His coenobium at Tabennisi was at once a settlement, a college, and a working camp. On the other hand, this working community was, in principle, a “non-acquisitive society.” One of the main monastic vows was the complete denial of all possessions, not only a promise of poverty. There was no room whatsoever for any kind of “private property” in the life of a coenobitical monk. And this rule was sometimes enforced with rigidity. Monks should not have even private desires. The spirit of “ownership” was strongly repudiated as an ultimate seed of corruption in human life. St. John Chrysostom regarded “private property” as the root of all social ills. The cold distinction between “mine” and “thine” was, in his opinion, quite incompatible with the pattern of loving brotherhood, set forth in the Gospel. He could have added at this point also the authority of Cicero: “nulla autem privata natura”. Indeed, for St. John, “property” was man’s wicked invention, not of God’s’ design. He was prepared to force upon the whole world the rigid monastic discipline of “non-possession” and obedience, for the sake of the world’s relief. In his opinion, separate monasteries should exist now, in order that one day the whole world might become like a monastery.
As it has been well said recently, “Monasticism was an instinctive reaction of the Christian spirit against that fallacious reconciliation with the present age which the conversion of the Empire might seem to have justified” (Pere Louis Bouyer). It was a vigorous reminder of the radical “otherworldliness” of the Christian Church. It was also a mighty challenge to the Christian Empire, then in the process of construction. This challenge could not go without a rejoinder. The Emperors, and especially Justinian, made a desperate effort to integrate the Monastic Movement into the general structure of their Christian Empire. Considerable concessions had to be made. Monasteries, as a rule, were exempt from taxation and granted various immunities. In practice, these privileges only led ultimately to an acute secularization of Monasticism. But originally they meant a recognition, quite unwillingly granted, of a certain Monastic “extra-territoriality.” On the other hand, many monasteries were canonically exempt from the jurisdiction of the local bishops. During the Iconoclastic controversy, the independence of Monasticism was conspicuously manifested in Byzantium. Up to the end of Byzantium, Monasticism continued as a peculiar social order, in perpetual tension and competition with the Empire.
Obviously, actual Monasticism was never up to its own principles and claims. But its historical significance lies precisely in its principles. As in the pagan Empire the Church herself was a kind of “Resistance Movement,” Aionasticism was a permanent “Resistance Movement” in the Christian Society.”
From “Christianity and Culture” by Fr. Georges Florovsky
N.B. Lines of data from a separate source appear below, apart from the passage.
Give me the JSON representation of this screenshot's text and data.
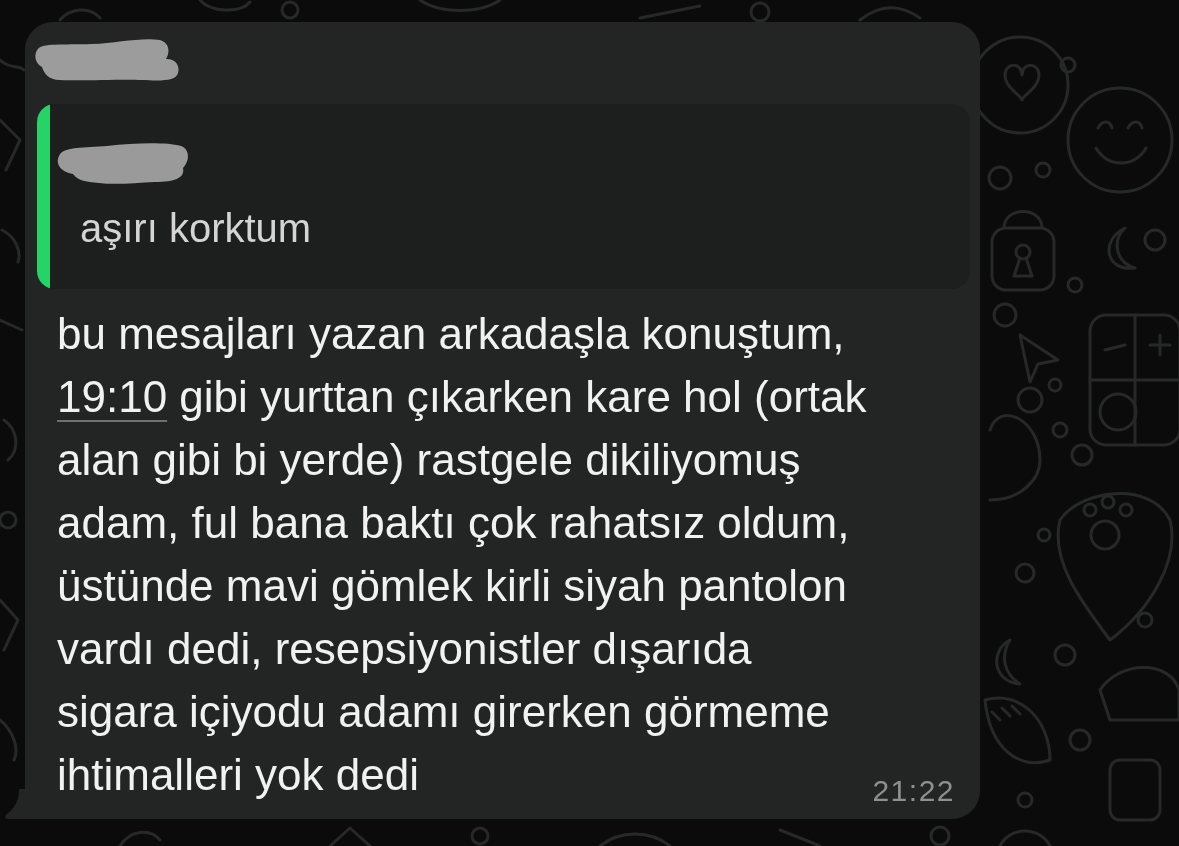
{
  "chat": {
    "message": {
      "quote": {
        "text": "aşırı korktum"
      },
      "body_lines": [
        [
          {
            "kind": "text",
            "text": "bu mesajları yazan arkadaşla konuştum,"
          }
        ],
        [
          {
            "kind": "link",
            "text": "19:10"
          },
          {
            "kind": "text",
            "text": " gibi yurttan çıkarken kare hol (ortak"
          }
        ],
        [
          {
            "kind": "text",
            "text": "alan gibi bi yerde) rastgele dikiliyomuş"
          }
        ],
        [
          {
            "kind": "text",
            "text": "adam, ful bana baktı çok rahatsız oldum,"
          }
        ],
        [
          {
            "kind": "text",
            "text": "üstünde mavi gömlek kirli siyah pantolon"
          }
        ],
        [
          {
            "kind": "text",
            "text": "vardı dedi, resepsiyonistler dışarıda"
          }
        ],
        [
          {
            "kind": "text",
            "text": "sigara içiyodu adamı girerken görmeme"
          }
        ],
        [
          {
            "kind": "text",
            "text": "ihtimalleri yok dedi"
          }
        ]
      ],
      "time": "21:22"
    }
  }
}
“Protopresbyter Georges Vasilievich Florovsky (August 23, 1893 – August 11, 1979) was a prominent 20th century Orthodox Christian priest, theologian, and writer, active in the ecumenical movement. His writing is known for its clear, profound style, covering subjects on nearly every aspect of Church life.” http://orthodoxwiki.org/Georges_Florovsky